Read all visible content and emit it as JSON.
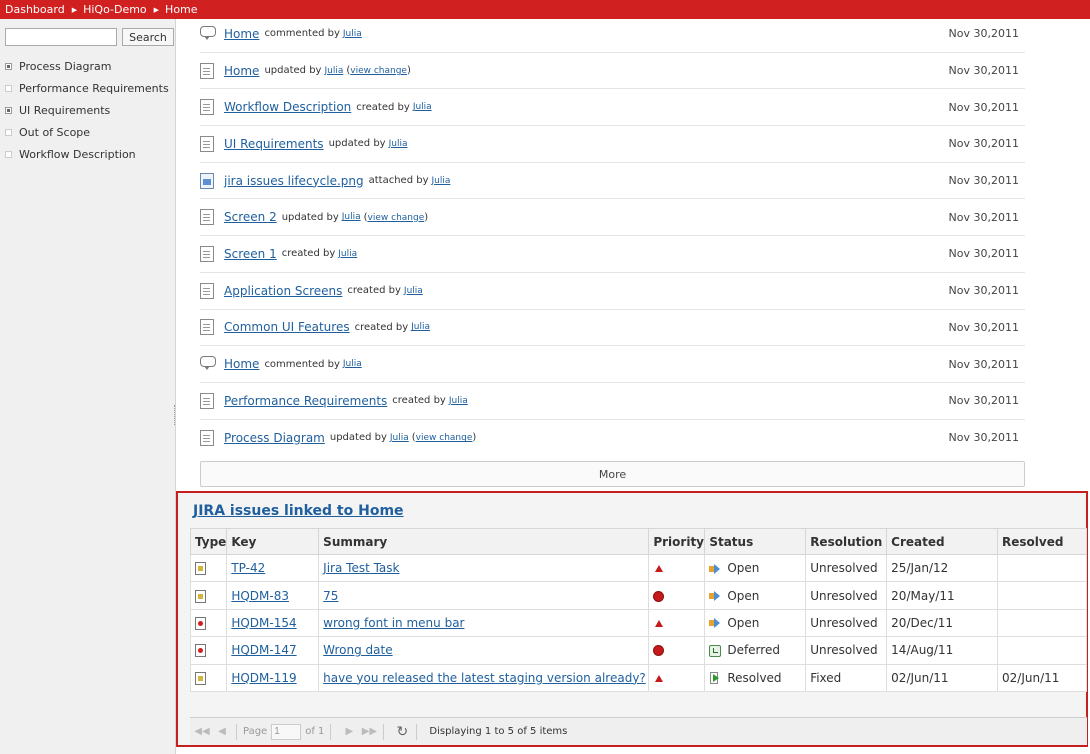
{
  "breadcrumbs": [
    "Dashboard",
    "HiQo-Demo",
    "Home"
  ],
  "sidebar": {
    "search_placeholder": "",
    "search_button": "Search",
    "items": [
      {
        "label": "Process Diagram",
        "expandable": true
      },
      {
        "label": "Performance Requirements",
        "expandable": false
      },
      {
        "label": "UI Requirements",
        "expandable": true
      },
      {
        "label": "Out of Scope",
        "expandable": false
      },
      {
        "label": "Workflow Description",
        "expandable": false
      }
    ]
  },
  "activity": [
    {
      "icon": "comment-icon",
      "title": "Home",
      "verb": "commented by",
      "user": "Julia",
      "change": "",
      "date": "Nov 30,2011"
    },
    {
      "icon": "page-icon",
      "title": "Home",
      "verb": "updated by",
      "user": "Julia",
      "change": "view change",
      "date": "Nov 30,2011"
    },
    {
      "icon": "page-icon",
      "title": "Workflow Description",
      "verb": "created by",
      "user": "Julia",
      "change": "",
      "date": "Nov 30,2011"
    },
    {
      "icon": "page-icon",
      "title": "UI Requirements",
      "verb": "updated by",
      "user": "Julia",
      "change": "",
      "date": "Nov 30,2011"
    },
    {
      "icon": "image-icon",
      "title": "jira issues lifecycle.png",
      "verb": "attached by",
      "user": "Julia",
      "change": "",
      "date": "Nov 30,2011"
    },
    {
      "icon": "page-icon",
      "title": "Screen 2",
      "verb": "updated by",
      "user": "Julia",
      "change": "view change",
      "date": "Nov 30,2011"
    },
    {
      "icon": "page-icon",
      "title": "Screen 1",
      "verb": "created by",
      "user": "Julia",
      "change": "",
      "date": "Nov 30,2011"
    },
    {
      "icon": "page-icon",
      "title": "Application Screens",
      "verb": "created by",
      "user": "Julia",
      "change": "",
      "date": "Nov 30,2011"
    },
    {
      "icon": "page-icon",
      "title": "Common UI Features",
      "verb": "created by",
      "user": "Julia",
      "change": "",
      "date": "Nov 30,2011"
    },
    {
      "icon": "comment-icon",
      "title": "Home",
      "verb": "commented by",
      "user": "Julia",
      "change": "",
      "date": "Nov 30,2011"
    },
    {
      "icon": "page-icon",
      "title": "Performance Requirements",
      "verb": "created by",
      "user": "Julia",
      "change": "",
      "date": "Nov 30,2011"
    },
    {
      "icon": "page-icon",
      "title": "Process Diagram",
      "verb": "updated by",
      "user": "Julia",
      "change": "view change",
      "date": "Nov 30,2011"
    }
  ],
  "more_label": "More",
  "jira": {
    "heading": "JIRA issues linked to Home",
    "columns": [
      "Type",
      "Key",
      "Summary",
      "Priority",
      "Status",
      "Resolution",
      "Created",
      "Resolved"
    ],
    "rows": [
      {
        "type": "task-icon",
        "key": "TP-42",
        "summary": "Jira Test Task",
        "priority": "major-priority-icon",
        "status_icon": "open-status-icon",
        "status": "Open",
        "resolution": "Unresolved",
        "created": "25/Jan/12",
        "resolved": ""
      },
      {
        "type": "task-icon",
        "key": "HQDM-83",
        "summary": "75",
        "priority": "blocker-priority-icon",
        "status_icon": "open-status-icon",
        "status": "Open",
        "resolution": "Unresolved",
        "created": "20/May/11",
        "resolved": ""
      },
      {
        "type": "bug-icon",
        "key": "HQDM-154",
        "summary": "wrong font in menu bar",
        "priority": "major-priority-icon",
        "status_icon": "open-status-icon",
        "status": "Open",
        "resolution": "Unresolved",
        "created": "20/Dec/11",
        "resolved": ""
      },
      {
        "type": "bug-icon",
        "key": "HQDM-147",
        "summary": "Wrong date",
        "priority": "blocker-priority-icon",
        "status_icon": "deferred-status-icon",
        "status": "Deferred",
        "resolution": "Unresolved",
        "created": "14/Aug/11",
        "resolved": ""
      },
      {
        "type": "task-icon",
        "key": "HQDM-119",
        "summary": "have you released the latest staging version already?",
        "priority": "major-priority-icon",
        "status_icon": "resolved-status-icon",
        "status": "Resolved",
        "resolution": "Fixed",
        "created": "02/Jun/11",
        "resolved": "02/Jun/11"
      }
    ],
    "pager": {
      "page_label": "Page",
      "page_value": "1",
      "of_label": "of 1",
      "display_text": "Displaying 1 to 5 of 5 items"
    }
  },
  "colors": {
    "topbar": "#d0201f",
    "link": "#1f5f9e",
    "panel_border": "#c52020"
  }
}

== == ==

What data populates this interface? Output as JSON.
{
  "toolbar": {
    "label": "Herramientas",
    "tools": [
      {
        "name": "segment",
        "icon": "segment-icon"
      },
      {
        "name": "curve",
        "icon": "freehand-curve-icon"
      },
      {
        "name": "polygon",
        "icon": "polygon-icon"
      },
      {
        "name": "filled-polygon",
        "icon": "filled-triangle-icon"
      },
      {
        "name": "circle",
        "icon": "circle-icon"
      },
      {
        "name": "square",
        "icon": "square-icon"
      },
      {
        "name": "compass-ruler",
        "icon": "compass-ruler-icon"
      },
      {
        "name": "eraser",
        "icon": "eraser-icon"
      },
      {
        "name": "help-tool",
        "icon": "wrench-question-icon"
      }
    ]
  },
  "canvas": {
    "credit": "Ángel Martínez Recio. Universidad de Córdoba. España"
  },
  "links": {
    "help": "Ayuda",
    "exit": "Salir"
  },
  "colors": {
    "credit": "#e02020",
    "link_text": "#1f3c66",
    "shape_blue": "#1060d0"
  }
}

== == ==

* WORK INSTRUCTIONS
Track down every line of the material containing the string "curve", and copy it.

* RESPONSE
        "name": "curve",
        "icon": "freehand-curve-icon"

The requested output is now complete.